yeah, CRM, CRM, CRM. That is my life saver right there. And it is. Because, you know, again, I wanted to be organized, I wanted to be focused, so I created things that would help me do that. And so early on way back, you know, 106 years ago, every night before going to bed, I would make a list of here's the things I have to do tomorrow, and I would have them on the list. So that was what I did. So that's good. But the so I would have those things list. And so that's what I did. But now CRM most beautiful thing in the world, but you have to, you have to live in it. So use it for the tool that it is and use it in the moment. Don't put stuff off the key and then towards the end of the day, do it on the fly do while you're doing it. Because some people say Oh, but it's so slow doing that. No, it's not. It's better because you're become more efficient. And man, it's a beautiful thing. At the end of the night, I turn off my computer, I'm done a walk away. I don't remember a thing. Because tomorrow morning, it's telling me now my CRM works me all day every day, because I make sure it's in there. But that's
Jonathan Fischer 36:44
it's another another case in point as to why tech stack is so important in the mix as well, isn't it you gotta have a well developed tech stack, including and especially including that CRM piece. Oh, amen. Don't just go with it. Don't go with the free version. Right. I know a lot of startups are bootstrapping it. It's work develop out your HubSpot or go ahead and spring for Salesforce or get a solution that really works well. That's going to help guide the process of routine is gonna get you money. Yeah, make you money all day long, right, perfect investment. So thanks so much for being on the show today. It's been a fantastic ride and for our entire audience and for overpass.com. I want to thank you once again for being involved sales live.

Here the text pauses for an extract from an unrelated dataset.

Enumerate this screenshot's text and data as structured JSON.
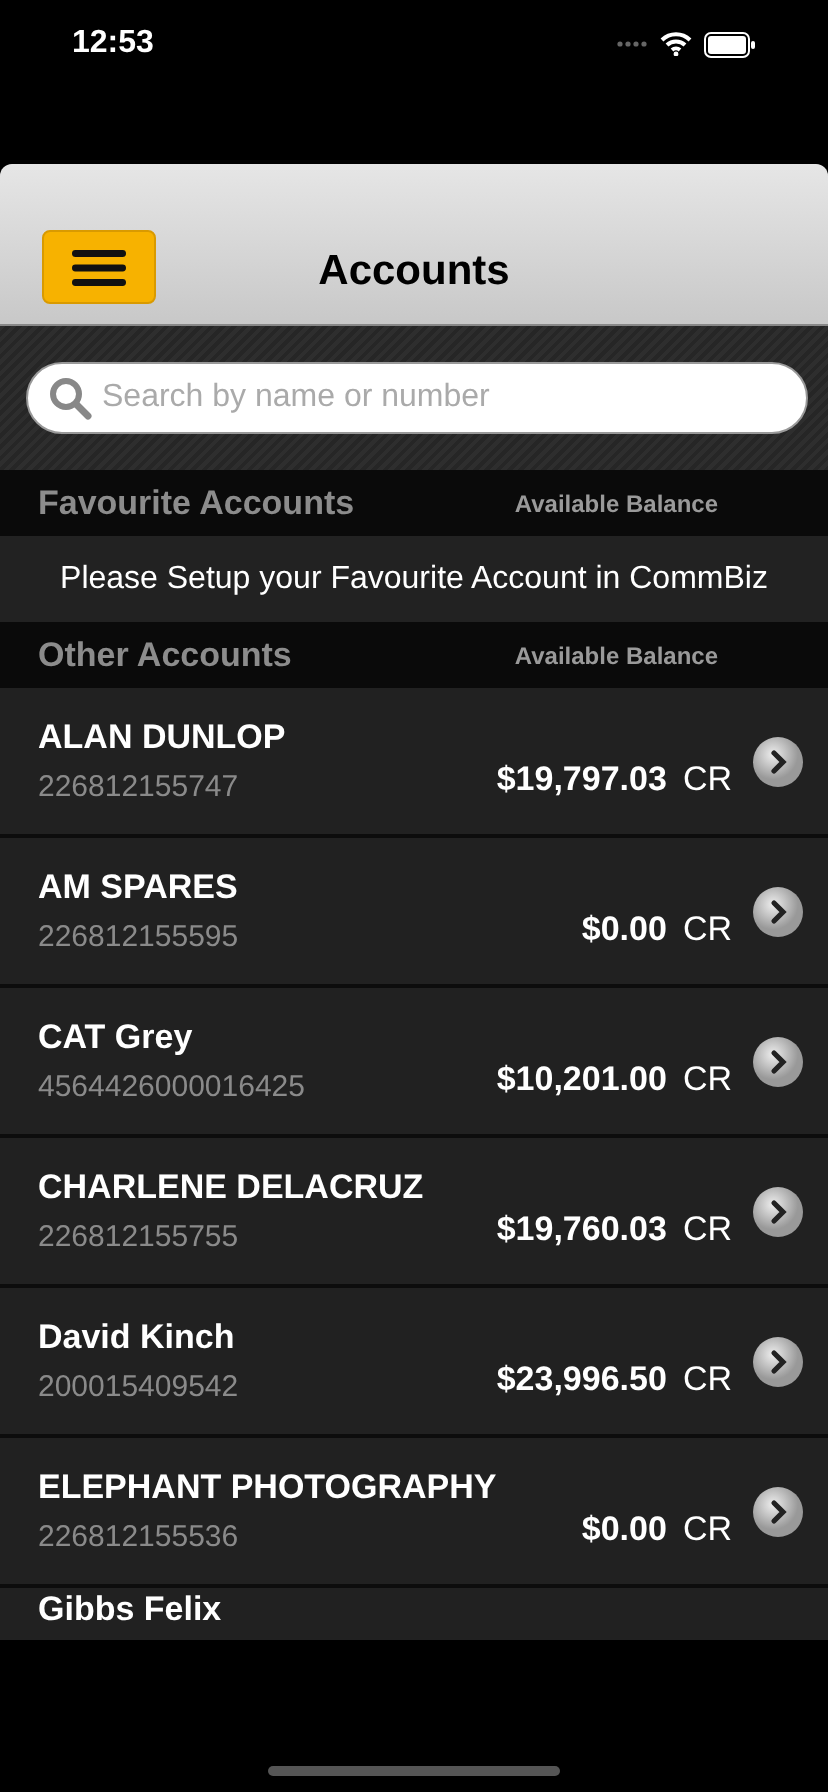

Ed Montgomery 37:23
I appreciate it. Thanks for having me back.
Jonathan Fischer 37:26
All right. Take care everybody. Bye bye now.